**Given data**
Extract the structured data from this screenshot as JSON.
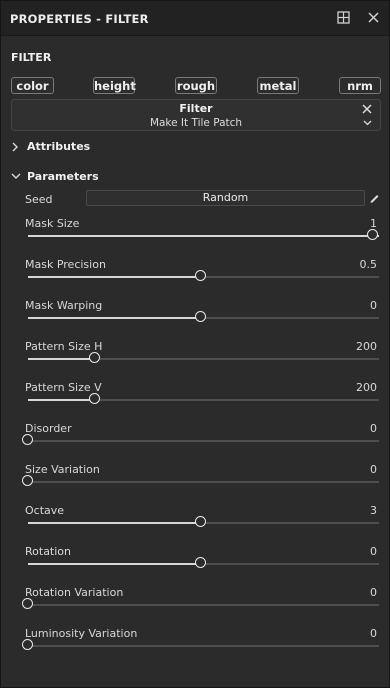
{
  "panel": {
    "title": "PROPERTIES - FILTER",
    "section": "FILTER"
  },
  "channels": [
    "color",
    "height",
    "rough",
    "metal",
    "nrm"
  ],
  "filter": {
    "label": "Filter",
    "value": "Make It Tile Patch"
  },
  "groups": {
    "attributes": "Attributes",
    "parameters": "Parameters"
  },
  "seed": {
    "label": "Seed",
    "button": "Random"
  },
  "params": [
    {
      "name": "Mask Size",
      "value": "1",
      "fraction": 1.0
    },
    {
      "name": "Mask Precision",
      "value": "0.5",
      "fraction": 0.5
    },
    {
      "name": "Mask Warping",
      "value": "0",
      "fraction": 0.5
    },
    {
      "name": "Pattern Size H",
      "value": "200",
      "fraction": 0.195
    },
    {
      "name": "Pattern Size V",
      "value": "200",
      "fraction": 0.195
    },
    {
      "name": "Disorder",
      "value": "0",
      "fraction": 0.0
    },
    {
      "name": "Size Variation",
      "value": "0",
      "fraction": 0.0
    },
    {
      "name": "Octave",
      "value": "3",
      "fraction": 0.5
    },
    {
      "name": "Rotation",
      "value": "0",
      "fraction": 0.5
    },
    {
      "name": "Rotation Variation",
      "value": "0",
      "fraction": 0.0
    },
    {
      "name": "Luminosity Variation",
      "value": "0",
      "fraction": 0.0
    }
  ],
  "icons": {
    "dock": "dock-icon",
    "close": "close-icon",
    "expand": "chevron-right-icon",
    "collapse": "chevron-down-icon",
    "edit": "pencil-icon"
  }
}
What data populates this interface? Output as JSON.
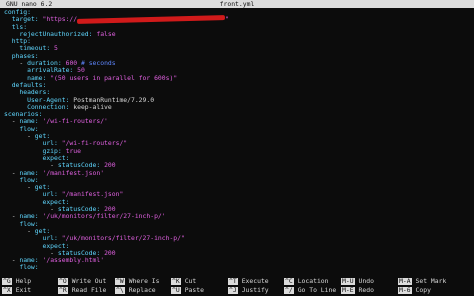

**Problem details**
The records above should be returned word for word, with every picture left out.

**Final answer**
Extract the structured data from this screenshot as JSON.
{
  "panel": {
    "title": "PROPERTIES - FILTER",
    "section": "FILTER"
  },
  "channels": [
    "color",
    "height",
    "rough",
    "metal",
    "nrm"
  ],
  "filter": {
    "label": "Filter",
    "value": "Make It Tile Patch"
  },
  "groups": {
    "attributes": "Attributes",
    "parameters": "Parameters"
  },
  "seed": {
    "label": "Seed",
    "button": "Random"
  },
  "params": [
    {
      "name": "Mask Size",
      "value": "1",
      "fraction": 1.0
    },
    {
      "name": "Mask Precision",
      "value": "0.5",
      "fraction": 0.5
    },
    {
      "name": "Mask Warping",
      "value": "0",
      "fraction": 0.5
    },
    {
      "name": "Pattern Size H",
      "value": "200",
      "fraction": 0.195
    },
    {
      "name": "Pattern Size V",
      "value": "200",
      "fraction": 0.195
    },
    {
      "name": "Disorder",
      "value": "0",
      "fraction": 0.0
    },
    {
      "name": "Size Variation",
      "value": "0",
      "fraction": 0.0
    },
    {
      "name": "Octave",
      "value": "3",
      "fraction": 0.5
    },
    {
      "name": "Rotation",
      "value": "0",
      "fraction": 0.5
    },
    {
      "name": "Rotation Variation",
      "value": "0",
      "fraction": 0.0
    },
    {
      "name": "Luminosity Variation",
      "value": "0",
      "fraction": 0.0
    }
  ],
  "icons": {
    "dock": "dock-icon",
    "close": "close-icon",
    "expand": "chevron-right-icon",
    "collapse": "chevron-down-icon",
    "edit": "pencil-icon"
  }
}
What data populates this interface? Output as JSON.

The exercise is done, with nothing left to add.